In New Zealand, in all age groups under 20, and in key working age groups, historically there have been more men than women. However, census data indicate that the number of New Zealand women residents relative to men in the broad 20-49 age group has been increasing since the 1980s.
Given that birth ratios for New Zealand residents favour boys in common with international experience, the imbalance of women over men in the 20-49 age group has to come from four possible sources: 1) differential mortality, 2) more New Zealand born men leaving New Zealand, 3) a higher number of female immigrants, or 4) that statistical collections are undercounting men, and this undercounting has become progressively greater over the past 20 years.
The study indicated that differences in mortality between males and females at ages between 20 and 49 years makes a small contribution to the numerical imbalance between the sexes, that over recent decades migration both in and out of New Zealand plays an important but quite complex role, and that undercount may be more important that previously considered. This exploratory study cannot determine the relative weight of each factor. To achieve this would require more detailed modelling work.
In theory, a shortage of males in key couple forming age groups may lead to more women not having a (male) partner and relatively fewer unpartnered men, which may reduce fertility, and may lead to an increase in female employment. New Zealand data show that over the long term more women are either living on their own or are sole parents, female employment has increased and fertility has declined. However, this trend is evident in all countries, regardless of the prevailing sex ratios.
While unlikely to be a key driver of behaviour, the recent changes in sex ratios, in absolute terms but more importantly educationally, are likely to support some continued growth in female employment and women living on their own. They are also likely to make it more difficult to support fertility rates at, or above, replacement rates. In addition, given the greater propensity for women to marry ‘down’ educationally, women’s increased bargaining power within couple households over issues such as childcare may mean that negotiating work-life arrangements with their employers becomes more important for men in the future.
This exploratory study is funded by the Department of Labour's Future of Work Contestable Fund and has three main objectives. These are:
- Why, since the early 1980s, has there been an increasing number of women, particularly well-educated women, relative to men within prime-working age groups in New Zealand?

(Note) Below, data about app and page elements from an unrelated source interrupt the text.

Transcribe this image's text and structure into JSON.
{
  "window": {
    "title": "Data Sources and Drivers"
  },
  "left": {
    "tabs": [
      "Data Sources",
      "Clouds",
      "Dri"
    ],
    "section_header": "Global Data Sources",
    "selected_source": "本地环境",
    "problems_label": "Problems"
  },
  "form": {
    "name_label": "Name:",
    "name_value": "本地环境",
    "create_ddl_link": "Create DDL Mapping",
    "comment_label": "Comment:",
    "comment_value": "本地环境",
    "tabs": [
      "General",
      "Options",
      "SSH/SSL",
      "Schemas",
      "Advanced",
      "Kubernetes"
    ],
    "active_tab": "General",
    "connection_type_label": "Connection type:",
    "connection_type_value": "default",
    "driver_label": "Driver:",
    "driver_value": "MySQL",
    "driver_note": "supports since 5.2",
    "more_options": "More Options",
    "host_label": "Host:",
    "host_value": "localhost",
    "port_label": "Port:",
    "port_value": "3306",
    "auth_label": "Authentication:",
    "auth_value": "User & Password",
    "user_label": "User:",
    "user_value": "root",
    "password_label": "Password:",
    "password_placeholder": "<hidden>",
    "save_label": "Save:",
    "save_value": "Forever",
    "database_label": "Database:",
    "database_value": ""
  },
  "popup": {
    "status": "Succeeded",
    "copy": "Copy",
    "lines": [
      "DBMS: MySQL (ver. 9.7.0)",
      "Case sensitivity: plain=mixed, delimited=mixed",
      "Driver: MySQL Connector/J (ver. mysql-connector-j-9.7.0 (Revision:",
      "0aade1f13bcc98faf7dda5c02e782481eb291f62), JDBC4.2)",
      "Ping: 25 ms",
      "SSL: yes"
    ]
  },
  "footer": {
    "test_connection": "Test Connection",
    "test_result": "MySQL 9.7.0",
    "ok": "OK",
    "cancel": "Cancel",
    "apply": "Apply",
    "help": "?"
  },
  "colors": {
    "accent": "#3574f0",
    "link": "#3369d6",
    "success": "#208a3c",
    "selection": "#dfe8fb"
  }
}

- Are differences in opportunities in global labour markets influencing the gender and educational composition of migration flows in and out of New Zealand, or are there other reasons for the imbalance?
- What, if any, are the labour market implications of an imbalance between women and men.
A fourth subsidiary objective is to explore the possible implications of changes in sex ratios on couple formation and on fertility. Underlying this objective is an assumption that changes in household type and in fertility may ultimately have an effect on labour markets